Below are the records; count the lines in which "name" occurs and report only that number.

§ §

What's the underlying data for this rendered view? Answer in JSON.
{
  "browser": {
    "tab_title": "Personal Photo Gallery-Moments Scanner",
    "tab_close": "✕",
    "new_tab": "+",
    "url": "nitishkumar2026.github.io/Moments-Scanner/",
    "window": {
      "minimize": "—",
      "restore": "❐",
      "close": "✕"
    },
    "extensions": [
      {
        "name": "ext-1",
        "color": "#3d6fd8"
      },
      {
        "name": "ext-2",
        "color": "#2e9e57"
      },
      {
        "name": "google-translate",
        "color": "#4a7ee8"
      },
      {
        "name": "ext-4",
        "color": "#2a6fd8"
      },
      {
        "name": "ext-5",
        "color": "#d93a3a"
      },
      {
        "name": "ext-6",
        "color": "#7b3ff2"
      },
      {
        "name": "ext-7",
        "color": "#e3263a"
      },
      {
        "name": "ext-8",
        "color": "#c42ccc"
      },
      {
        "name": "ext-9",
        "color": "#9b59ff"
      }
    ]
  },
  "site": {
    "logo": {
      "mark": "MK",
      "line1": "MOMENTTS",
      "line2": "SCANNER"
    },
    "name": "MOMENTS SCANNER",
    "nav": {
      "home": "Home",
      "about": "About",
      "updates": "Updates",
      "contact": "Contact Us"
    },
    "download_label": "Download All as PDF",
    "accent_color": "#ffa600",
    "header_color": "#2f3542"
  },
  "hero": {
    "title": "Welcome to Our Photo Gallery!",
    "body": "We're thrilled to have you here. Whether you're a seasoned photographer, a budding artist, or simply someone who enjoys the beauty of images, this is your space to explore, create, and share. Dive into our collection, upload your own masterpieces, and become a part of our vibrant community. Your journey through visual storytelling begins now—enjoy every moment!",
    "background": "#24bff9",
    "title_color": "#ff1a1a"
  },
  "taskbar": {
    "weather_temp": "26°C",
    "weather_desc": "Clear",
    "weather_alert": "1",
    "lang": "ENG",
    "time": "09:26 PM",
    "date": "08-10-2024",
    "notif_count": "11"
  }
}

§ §

■ **RESULT**
10